== Problem ==
A complete answer includes every line below with the word "JSON".

== Excerpted data ==
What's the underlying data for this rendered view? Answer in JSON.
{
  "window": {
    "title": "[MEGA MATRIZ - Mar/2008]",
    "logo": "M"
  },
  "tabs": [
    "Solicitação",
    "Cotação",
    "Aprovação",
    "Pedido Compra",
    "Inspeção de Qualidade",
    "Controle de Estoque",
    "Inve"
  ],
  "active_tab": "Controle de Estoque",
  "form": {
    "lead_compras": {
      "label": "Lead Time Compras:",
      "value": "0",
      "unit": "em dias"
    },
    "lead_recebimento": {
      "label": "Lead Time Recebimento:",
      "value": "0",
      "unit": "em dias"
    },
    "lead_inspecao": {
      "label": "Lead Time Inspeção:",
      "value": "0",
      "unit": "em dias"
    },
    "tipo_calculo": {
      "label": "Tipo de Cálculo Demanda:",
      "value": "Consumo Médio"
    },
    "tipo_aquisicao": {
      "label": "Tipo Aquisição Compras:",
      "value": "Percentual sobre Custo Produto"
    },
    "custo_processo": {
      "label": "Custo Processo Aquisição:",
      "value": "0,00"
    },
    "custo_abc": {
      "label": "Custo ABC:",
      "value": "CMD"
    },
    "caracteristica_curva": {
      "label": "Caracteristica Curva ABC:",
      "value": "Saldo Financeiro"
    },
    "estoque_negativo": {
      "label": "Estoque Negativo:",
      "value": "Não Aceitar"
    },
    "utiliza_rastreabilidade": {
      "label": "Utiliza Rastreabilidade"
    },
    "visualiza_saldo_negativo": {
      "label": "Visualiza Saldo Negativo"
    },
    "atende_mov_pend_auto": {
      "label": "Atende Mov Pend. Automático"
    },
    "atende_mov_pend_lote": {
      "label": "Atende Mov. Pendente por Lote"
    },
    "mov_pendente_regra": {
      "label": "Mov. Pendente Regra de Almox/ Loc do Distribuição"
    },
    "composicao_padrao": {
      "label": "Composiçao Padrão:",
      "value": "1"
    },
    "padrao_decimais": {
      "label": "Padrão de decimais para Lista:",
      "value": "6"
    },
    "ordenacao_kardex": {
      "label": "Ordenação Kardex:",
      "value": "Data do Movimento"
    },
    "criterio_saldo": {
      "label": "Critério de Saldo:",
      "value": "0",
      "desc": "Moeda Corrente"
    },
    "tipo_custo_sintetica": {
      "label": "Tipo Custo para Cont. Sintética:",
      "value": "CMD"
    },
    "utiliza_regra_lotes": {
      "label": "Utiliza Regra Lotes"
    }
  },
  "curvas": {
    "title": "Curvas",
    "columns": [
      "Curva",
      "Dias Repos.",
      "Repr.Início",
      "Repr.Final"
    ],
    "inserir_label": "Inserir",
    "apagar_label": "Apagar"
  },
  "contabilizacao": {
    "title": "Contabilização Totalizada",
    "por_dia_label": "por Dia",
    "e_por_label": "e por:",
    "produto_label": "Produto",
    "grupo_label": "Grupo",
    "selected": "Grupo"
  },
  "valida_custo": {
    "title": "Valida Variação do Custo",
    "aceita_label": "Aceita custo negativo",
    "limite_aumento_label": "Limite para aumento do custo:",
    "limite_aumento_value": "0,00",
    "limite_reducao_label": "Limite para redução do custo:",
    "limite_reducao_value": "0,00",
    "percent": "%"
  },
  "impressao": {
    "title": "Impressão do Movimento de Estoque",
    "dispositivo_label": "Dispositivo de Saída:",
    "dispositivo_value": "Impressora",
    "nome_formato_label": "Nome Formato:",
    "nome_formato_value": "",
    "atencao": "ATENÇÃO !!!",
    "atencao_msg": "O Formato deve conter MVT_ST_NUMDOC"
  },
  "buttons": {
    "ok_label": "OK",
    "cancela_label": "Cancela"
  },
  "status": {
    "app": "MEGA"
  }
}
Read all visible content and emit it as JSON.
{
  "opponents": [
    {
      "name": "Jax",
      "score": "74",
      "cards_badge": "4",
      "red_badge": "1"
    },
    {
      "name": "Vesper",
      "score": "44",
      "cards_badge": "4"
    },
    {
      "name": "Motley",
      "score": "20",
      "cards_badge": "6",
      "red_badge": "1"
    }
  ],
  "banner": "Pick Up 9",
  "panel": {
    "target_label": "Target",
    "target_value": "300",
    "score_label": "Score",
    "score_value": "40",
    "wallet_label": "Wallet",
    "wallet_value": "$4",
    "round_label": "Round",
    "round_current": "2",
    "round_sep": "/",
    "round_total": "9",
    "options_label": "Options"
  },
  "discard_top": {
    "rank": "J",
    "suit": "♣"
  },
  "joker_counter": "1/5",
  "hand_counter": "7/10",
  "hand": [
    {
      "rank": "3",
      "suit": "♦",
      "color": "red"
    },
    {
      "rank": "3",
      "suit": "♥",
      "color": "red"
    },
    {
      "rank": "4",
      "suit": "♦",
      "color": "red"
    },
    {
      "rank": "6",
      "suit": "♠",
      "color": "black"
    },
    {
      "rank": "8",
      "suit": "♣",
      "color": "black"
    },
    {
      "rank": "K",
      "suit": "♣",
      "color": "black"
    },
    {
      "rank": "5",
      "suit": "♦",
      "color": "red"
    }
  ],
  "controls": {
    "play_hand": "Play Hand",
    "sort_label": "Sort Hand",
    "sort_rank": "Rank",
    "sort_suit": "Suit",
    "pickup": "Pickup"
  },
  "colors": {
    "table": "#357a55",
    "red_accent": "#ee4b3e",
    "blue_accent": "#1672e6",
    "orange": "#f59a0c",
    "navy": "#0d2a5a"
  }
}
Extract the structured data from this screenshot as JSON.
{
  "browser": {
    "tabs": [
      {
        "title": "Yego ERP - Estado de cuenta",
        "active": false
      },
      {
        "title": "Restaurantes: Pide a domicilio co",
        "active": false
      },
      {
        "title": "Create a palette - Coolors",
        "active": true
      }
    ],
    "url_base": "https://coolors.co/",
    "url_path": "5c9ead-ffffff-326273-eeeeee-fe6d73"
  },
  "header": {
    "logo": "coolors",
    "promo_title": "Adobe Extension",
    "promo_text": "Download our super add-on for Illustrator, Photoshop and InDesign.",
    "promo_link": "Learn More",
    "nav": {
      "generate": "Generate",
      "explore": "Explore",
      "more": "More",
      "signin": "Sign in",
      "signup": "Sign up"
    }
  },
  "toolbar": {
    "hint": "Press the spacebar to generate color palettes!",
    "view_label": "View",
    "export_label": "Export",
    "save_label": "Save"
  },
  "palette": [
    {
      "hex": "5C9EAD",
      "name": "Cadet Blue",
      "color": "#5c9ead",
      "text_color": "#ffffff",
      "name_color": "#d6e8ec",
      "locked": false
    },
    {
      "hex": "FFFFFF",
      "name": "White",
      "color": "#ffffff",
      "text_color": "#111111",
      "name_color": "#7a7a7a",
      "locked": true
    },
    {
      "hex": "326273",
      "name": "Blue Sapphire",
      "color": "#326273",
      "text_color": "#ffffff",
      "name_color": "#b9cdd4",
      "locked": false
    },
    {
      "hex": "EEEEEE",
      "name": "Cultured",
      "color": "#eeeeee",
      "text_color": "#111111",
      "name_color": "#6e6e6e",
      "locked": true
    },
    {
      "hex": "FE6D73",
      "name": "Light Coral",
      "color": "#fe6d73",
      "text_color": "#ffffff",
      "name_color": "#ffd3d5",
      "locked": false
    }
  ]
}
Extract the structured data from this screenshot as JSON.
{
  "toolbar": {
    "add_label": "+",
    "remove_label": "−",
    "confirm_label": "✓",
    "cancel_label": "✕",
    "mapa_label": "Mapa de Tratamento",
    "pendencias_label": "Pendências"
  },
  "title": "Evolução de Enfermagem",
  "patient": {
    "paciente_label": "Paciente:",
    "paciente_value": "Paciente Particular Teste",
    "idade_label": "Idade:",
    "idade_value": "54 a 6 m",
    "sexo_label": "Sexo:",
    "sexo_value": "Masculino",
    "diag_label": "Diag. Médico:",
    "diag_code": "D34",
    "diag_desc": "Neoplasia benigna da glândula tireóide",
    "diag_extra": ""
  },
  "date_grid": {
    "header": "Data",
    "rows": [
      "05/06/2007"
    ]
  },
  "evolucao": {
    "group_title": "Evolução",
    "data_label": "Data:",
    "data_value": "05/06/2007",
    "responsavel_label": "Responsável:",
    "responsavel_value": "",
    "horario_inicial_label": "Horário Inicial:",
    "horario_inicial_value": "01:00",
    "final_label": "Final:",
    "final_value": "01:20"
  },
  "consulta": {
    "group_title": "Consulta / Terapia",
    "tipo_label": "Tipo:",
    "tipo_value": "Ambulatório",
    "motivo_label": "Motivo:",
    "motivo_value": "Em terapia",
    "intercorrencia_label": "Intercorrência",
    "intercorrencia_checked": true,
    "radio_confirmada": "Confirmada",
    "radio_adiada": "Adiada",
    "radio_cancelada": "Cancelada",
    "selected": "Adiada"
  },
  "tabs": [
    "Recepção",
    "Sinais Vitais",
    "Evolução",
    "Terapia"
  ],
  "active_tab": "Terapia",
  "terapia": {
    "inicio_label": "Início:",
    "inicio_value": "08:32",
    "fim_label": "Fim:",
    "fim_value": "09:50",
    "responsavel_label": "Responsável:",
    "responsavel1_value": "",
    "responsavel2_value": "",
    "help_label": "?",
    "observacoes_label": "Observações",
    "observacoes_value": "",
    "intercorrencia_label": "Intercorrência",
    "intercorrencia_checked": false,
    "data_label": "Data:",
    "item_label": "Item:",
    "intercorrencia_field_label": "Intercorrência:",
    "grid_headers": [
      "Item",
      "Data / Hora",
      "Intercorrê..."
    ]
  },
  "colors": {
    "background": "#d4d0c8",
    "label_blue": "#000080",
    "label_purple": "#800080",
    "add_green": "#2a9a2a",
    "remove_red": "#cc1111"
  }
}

== Response to the task ==
What's the underlying data for this rendered view? Answer in JSON.
Read all visible content and emit it as JSON.
Extract the structured data from this screenshot as JSON.
Extract the structured data from this screenshot as JSON.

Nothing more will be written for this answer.